» **Assignment**
Please copy out every line in the entries that includes the word "date".

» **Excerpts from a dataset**
________

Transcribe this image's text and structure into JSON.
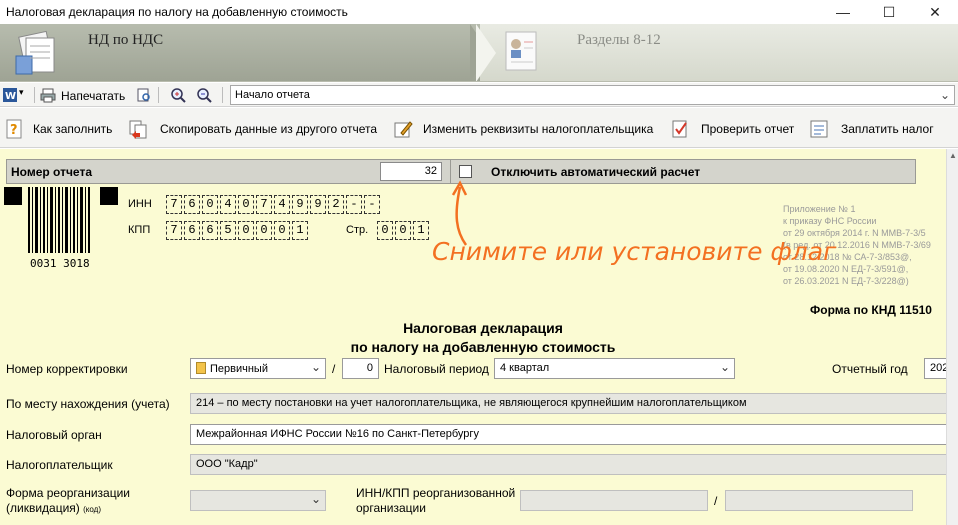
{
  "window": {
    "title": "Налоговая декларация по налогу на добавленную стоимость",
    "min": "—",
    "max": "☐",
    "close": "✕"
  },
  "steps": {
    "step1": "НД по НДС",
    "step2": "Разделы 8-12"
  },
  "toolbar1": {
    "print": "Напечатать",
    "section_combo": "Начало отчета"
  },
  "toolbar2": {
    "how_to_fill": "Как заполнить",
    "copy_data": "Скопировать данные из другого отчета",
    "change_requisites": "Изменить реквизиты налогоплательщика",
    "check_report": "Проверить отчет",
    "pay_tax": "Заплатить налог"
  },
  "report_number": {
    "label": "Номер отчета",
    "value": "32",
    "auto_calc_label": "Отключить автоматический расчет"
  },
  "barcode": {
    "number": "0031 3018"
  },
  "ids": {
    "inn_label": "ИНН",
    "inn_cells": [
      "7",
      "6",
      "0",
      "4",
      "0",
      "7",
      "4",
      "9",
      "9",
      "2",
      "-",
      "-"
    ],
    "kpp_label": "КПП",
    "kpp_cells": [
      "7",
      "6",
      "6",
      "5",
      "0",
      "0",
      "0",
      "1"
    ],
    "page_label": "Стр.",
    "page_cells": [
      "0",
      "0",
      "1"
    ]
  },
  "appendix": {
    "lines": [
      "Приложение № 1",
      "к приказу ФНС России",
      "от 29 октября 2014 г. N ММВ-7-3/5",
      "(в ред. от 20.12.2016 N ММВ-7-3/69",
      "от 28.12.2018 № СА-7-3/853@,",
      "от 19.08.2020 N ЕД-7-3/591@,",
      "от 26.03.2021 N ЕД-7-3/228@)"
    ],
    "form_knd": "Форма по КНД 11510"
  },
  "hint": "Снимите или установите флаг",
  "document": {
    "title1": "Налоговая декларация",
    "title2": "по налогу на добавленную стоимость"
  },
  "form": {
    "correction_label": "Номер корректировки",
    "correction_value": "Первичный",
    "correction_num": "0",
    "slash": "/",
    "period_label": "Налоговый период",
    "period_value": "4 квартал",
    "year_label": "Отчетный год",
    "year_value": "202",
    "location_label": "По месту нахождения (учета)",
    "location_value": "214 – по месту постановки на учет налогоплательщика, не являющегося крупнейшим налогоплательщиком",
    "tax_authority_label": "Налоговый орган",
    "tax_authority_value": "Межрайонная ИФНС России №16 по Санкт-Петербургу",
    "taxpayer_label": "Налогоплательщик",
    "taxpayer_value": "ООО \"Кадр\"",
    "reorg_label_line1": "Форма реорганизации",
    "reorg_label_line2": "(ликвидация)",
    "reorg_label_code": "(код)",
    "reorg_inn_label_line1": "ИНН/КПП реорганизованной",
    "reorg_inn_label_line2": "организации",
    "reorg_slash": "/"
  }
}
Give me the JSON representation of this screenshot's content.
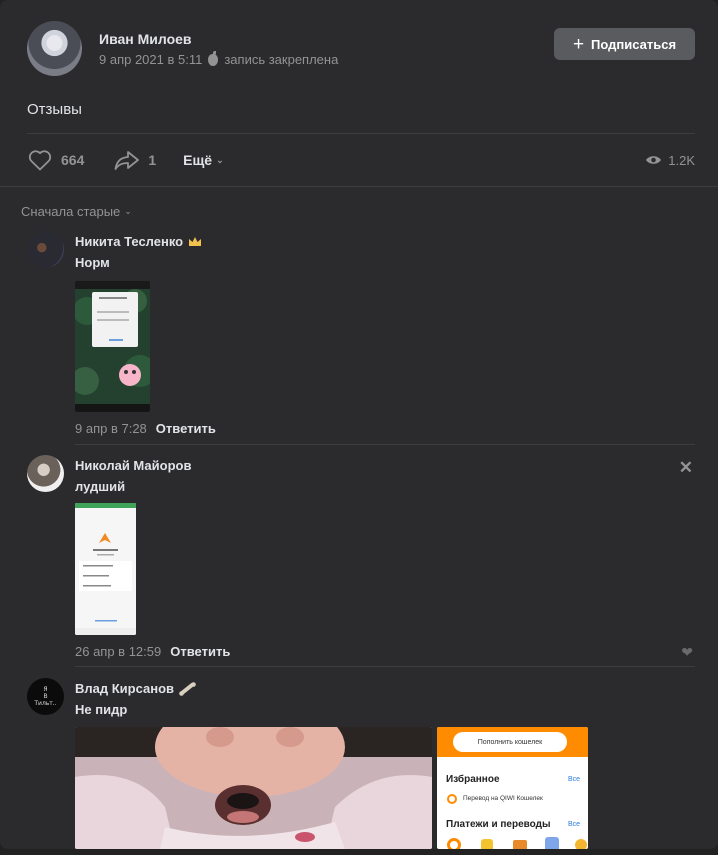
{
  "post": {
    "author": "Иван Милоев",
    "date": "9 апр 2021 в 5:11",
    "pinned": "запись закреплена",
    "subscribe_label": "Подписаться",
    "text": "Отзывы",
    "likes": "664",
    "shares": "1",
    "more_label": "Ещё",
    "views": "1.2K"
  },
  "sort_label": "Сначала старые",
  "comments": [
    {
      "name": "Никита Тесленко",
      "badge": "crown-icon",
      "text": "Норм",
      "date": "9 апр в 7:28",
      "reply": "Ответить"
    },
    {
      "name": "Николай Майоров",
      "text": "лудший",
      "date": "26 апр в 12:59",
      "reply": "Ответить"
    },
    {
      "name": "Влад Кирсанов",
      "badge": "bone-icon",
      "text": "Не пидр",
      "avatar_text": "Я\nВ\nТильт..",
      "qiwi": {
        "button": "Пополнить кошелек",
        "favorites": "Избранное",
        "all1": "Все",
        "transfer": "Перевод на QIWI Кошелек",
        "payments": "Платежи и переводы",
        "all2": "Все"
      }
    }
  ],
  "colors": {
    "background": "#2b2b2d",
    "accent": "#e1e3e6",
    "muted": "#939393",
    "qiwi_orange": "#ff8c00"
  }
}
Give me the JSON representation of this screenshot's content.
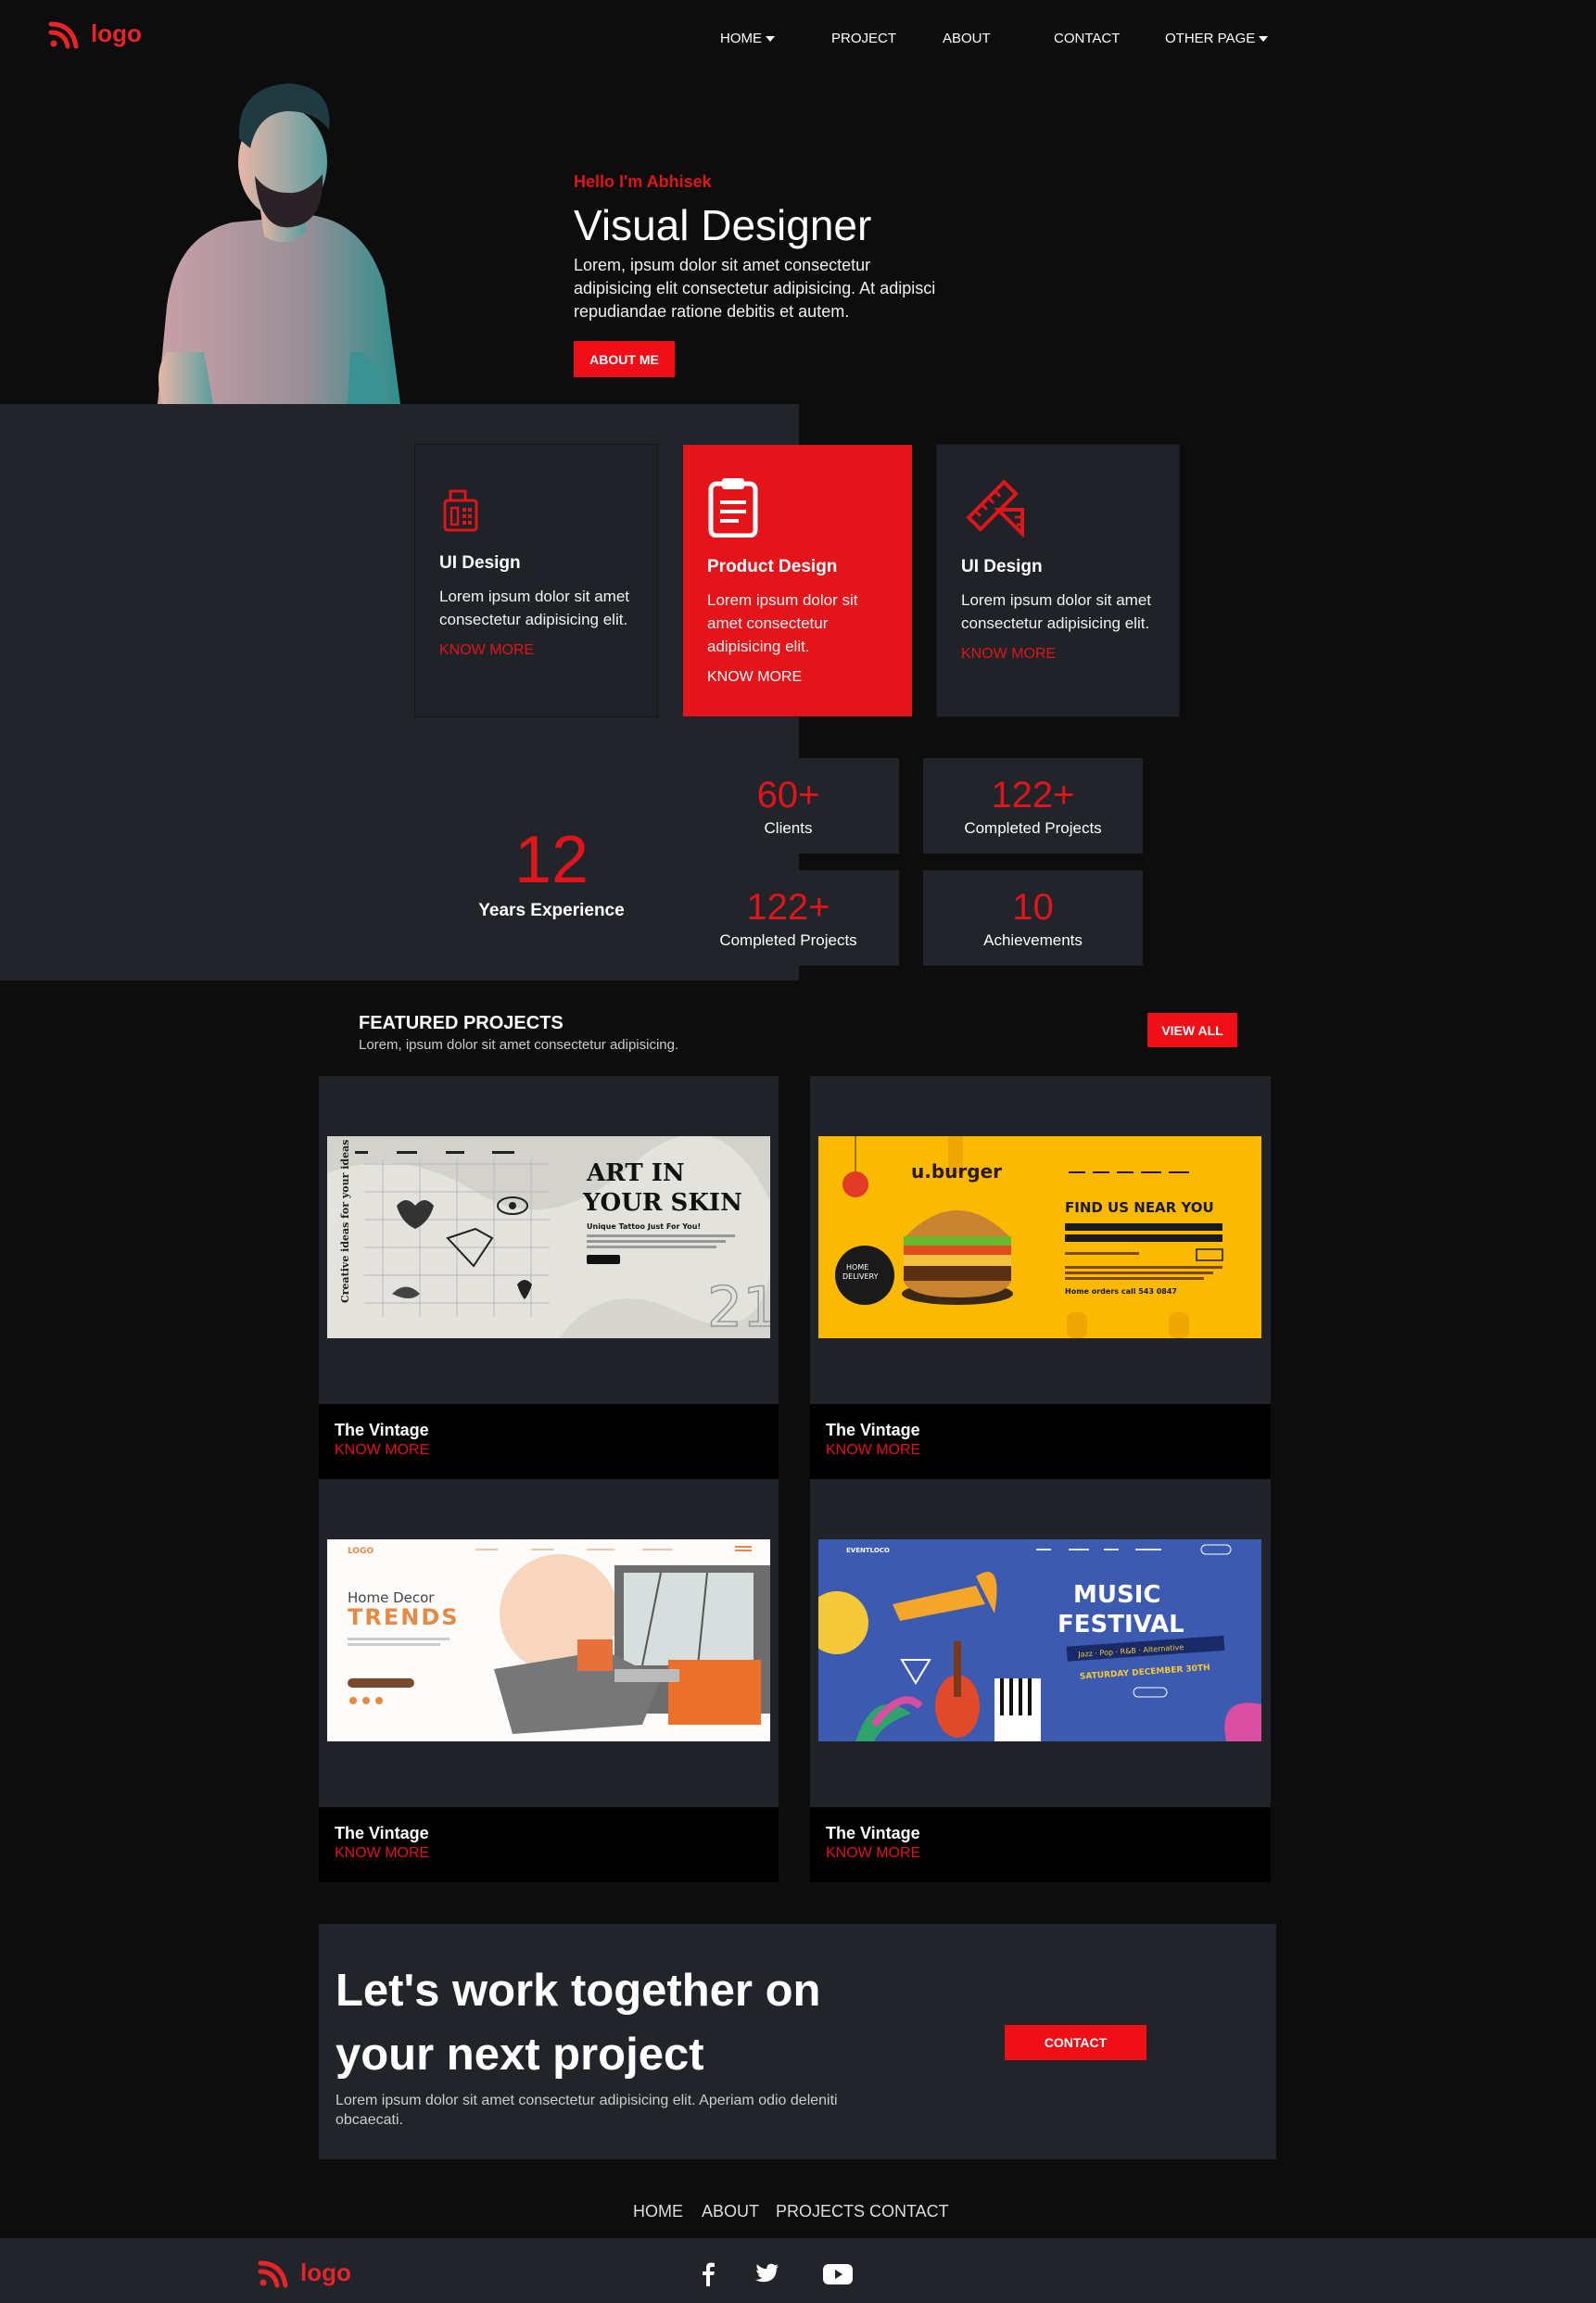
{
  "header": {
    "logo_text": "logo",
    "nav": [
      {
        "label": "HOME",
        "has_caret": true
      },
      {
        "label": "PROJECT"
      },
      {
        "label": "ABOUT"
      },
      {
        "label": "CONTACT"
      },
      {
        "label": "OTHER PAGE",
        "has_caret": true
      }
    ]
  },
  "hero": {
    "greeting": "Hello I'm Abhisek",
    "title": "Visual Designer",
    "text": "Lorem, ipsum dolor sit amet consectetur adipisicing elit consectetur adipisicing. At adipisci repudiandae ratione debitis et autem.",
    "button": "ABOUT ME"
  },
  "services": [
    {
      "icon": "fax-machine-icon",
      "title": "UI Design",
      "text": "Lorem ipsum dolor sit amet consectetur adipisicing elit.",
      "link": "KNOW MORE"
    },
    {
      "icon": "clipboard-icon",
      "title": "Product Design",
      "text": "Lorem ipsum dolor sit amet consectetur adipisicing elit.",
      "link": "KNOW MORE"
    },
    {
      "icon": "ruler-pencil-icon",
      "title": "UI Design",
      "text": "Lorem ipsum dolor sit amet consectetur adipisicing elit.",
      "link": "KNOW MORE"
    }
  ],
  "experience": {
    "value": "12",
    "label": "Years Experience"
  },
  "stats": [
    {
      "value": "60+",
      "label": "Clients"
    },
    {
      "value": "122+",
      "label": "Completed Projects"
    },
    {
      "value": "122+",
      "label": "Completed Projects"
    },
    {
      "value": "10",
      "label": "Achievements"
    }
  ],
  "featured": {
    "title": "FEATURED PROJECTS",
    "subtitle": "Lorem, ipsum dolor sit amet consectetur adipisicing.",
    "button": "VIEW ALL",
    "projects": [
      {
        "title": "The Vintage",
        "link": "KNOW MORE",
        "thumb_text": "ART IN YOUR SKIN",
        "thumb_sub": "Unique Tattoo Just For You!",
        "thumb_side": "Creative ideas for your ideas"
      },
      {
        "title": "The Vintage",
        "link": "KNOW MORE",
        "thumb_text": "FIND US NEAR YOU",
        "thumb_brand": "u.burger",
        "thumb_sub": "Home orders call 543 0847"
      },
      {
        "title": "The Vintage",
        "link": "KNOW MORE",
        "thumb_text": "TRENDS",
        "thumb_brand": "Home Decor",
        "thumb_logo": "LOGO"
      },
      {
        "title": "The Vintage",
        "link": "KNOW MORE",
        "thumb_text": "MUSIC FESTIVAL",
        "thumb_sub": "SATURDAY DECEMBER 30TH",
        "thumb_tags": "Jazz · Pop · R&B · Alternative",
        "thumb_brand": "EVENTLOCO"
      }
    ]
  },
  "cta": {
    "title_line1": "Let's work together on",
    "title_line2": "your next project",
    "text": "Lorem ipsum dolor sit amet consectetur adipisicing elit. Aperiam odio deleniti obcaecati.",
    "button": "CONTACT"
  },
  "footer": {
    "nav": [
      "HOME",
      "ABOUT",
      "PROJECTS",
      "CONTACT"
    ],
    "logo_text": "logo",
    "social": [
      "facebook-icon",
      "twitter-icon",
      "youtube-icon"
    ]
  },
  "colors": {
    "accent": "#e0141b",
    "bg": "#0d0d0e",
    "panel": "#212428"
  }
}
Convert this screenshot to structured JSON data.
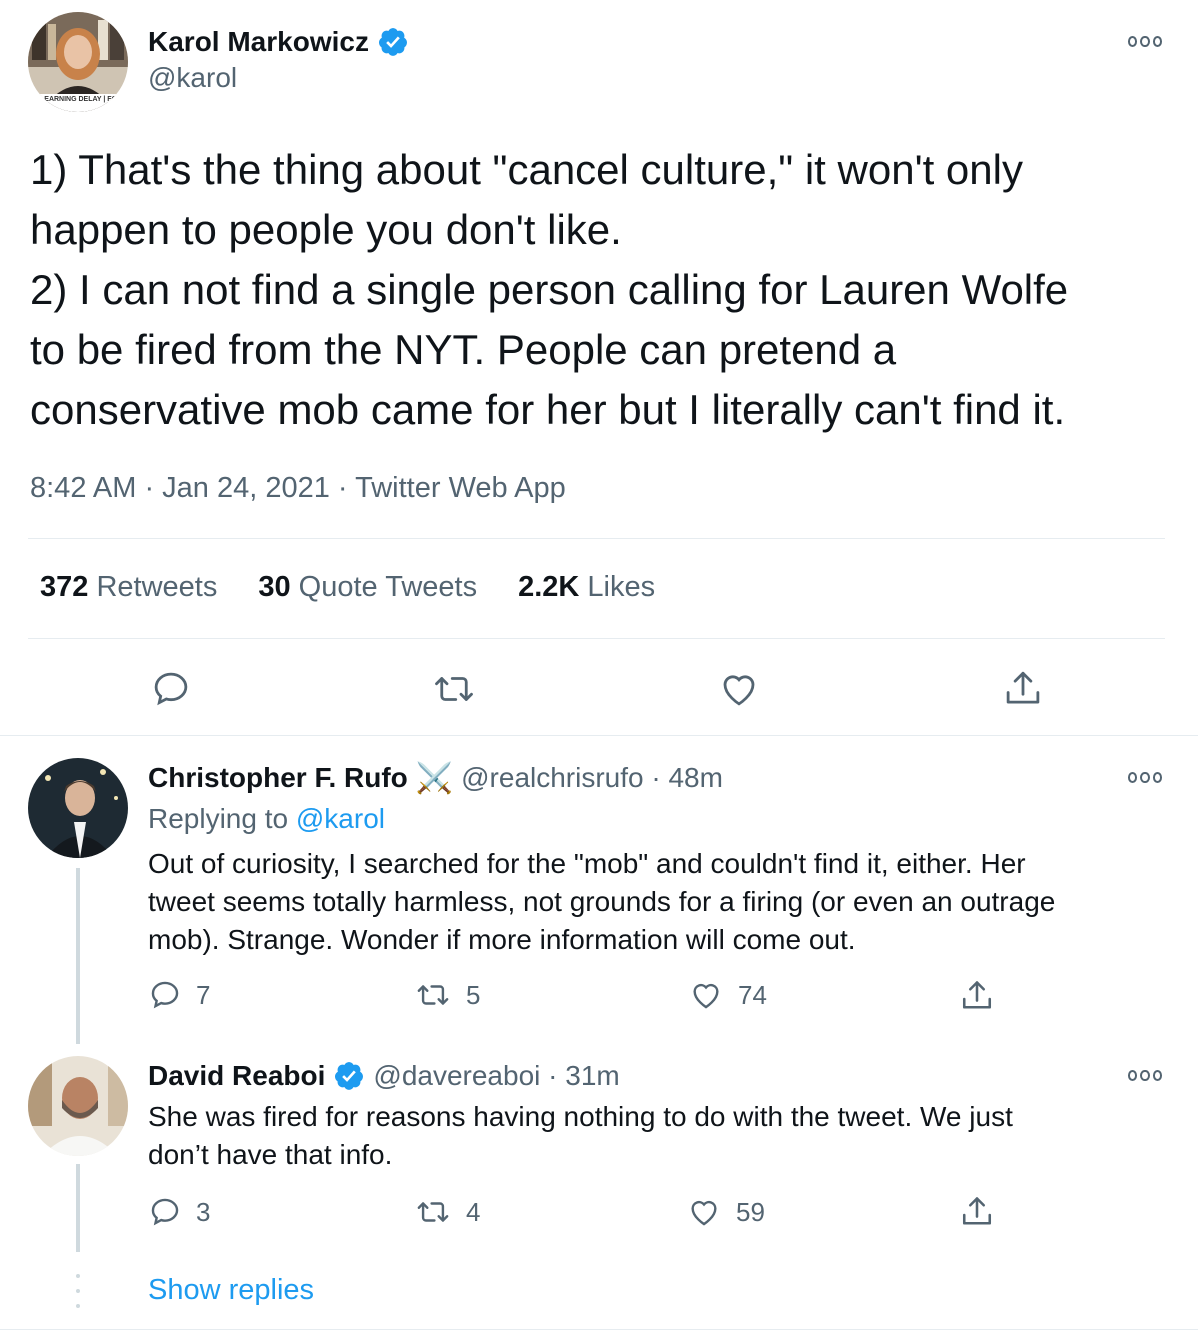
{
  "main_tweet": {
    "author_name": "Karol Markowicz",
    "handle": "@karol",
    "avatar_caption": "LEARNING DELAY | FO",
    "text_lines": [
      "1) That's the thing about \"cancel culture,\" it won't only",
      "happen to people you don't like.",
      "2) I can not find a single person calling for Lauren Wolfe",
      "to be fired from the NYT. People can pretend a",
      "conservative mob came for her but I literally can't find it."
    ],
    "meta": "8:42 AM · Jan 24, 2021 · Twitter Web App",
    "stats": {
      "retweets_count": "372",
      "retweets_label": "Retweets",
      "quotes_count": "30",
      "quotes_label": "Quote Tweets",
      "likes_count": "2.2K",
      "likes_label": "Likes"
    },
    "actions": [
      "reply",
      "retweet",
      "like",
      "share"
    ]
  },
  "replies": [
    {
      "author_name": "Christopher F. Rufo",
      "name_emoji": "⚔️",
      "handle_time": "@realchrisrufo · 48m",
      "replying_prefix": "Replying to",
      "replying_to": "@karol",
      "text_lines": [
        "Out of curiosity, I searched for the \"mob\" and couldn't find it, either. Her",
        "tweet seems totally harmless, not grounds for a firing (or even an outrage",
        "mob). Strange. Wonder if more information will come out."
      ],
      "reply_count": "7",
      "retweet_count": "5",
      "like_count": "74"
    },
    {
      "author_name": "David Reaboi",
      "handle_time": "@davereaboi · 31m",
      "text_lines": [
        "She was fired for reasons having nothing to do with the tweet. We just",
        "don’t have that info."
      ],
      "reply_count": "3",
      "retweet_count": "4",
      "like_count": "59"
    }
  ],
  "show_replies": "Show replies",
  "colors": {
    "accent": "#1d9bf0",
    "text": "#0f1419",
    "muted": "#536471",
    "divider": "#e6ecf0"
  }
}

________

» **Exercise result**
    "date": "9 апр 2021 в 5:11",
      "date": "9 апр в 7:28",
      "date": "26 апр в 12:59",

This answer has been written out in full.